A wide range of psychiatric reactions including affective disorder (such as irritable, euphoric, depressed and labile mood and suicidal thoughts), psychotic reactions (including mania, delusions, hallucinations and aggravation of schizophrenia), behavioral disturbances, irritability, anxiety, sleep disturbances and cognitive dysfunction including confusion and amnesia have been reported. Reactions are common any may occur in both adults and children.
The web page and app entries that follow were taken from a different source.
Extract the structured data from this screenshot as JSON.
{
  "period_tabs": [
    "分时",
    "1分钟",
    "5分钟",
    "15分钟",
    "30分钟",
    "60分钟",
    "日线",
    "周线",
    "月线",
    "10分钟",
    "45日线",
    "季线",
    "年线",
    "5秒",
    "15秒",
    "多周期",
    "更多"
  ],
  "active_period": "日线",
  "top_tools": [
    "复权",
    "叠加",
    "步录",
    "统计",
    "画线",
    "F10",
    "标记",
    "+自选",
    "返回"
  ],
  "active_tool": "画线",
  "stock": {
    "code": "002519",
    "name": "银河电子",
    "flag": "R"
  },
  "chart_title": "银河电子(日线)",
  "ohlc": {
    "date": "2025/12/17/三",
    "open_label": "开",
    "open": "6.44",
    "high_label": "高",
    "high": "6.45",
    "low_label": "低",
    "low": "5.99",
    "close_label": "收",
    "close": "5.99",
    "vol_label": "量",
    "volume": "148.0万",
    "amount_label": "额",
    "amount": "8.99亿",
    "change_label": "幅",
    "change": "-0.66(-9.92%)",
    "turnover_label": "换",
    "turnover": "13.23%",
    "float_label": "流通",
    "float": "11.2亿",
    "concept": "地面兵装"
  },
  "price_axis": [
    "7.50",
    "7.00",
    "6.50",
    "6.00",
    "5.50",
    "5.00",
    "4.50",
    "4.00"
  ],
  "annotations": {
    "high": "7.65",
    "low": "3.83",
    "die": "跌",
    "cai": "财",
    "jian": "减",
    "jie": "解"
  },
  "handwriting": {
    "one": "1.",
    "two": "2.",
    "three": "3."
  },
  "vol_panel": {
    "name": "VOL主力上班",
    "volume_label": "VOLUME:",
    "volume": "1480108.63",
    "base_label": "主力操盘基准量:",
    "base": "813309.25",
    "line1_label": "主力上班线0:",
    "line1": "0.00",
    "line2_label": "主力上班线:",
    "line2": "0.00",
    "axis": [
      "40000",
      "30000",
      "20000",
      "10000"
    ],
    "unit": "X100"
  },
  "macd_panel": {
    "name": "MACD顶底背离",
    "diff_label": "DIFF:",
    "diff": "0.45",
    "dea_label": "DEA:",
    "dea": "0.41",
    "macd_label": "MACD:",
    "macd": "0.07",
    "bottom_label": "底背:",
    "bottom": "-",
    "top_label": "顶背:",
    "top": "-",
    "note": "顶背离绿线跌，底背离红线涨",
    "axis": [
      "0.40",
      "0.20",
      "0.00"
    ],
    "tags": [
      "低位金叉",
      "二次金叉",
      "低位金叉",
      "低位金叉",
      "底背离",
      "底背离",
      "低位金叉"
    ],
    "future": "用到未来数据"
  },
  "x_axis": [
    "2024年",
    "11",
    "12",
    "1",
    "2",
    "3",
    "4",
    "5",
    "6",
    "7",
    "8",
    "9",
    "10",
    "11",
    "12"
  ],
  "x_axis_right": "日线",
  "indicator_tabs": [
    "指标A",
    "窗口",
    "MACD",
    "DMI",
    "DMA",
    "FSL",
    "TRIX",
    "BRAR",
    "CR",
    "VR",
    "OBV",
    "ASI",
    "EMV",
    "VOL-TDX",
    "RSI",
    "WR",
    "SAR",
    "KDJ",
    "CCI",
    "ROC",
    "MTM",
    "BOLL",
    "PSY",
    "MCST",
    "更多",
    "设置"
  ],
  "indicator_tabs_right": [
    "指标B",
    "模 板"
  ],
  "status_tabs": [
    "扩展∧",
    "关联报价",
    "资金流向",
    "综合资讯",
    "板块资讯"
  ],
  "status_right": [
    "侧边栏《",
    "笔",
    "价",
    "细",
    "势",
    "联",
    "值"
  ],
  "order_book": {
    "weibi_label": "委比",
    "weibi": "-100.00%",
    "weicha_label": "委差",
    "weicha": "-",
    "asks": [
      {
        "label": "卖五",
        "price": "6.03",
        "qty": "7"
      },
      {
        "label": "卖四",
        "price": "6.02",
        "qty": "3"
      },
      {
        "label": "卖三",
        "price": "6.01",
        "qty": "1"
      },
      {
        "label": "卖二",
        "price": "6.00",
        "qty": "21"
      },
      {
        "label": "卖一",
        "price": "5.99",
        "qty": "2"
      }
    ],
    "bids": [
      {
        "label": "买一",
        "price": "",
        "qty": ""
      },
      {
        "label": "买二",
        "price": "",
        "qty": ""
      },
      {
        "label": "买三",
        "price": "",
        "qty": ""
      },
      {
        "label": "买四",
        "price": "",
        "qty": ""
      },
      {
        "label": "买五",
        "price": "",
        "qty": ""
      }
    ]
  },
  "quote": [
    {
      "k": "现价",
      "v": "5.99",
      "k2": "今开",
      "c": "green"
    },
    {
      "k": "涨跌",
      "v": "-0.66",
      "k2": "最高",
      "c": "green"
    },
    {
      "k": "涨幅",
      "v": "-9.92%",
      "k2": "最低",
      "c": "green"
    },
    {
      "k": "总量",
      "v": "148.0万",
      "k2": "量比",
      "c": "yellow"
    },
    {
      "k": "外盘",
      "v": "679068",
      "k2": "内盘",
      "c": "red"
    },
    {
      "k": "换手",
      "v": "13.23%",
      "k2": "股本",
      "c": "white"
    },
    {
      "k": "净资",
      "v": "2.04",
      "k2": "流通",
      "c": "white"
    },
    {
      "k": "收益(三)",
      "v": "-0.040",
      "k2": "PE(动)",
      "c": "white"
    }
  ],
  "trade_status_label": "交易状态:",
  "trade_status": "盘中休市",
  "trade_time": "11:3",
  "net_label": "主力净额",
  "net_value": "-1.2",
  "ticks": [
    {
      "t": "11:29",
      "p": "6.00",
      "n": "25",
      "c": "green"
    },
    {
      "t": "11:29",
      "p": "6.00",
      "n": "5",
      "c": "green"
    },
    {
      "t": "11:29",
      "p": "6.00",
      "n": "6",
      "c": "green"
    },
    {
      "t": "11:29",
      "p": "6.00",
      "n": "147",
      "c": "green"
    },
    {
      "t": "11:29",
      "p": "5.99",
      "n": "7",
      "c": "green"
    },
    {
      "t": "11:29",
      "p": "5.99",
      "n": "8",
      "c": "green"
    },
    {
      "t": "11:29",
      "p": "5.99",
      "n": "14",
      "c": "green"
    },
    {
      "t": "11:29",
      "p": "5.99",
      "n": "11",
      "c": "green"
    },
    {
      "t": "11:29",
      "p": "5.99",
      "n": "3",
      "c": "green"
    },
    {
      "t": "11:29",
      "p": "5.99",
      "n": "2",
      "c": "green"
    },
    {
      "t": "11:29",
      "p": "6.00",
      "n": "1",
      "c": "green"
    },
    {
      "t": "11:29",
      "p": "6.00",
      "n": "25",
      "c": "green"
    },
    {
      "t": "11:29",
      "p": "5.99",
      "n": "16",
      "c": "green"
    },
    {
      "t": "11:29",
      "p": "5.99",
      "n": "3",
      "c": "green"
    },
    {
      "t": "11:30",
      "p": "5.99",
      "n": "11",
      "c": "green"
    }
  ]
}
In adults, the frequency of severe reactions has been estimated to the 5-6%. Psychological effects have been reported on withdrawal of corticosteroids; the frequency is unknown. Aggravation of epilepsy.
Increased intra-ocular pressure, glaucoma, papilloedema, posterior subcapsular cataracts, corneal or scleral thinning and exacerbation of ophthalmic viral or fungal diseases.
Myocardial rupture following recent myocardial infarction.
Abdominal distension, esophageal ulceration, nausea, dyspepsia, peptic ulceration with perforation and haemorrhage, acute pancreatitis, candidiasis.
Impaired healing, skin atrophy, bruising, telangiectasia, striae, acne.
Hypersensitivity including anaphylaxis has been reported. Leucocytosis. Thrombo-embolism. Malaise. Hiccups.
Withdrawal symptoms and signs:
Too rapid a reduction of corticosteroid dosage following prolonged treatment can lead to acute adrenal insufficiency, hypotension and death. A 'withdrawal syndrome' may also occur including; fever, myalgia, arthralgia, rhinitis, conjunctivitis, painful itchy skin nodules and loss of weight.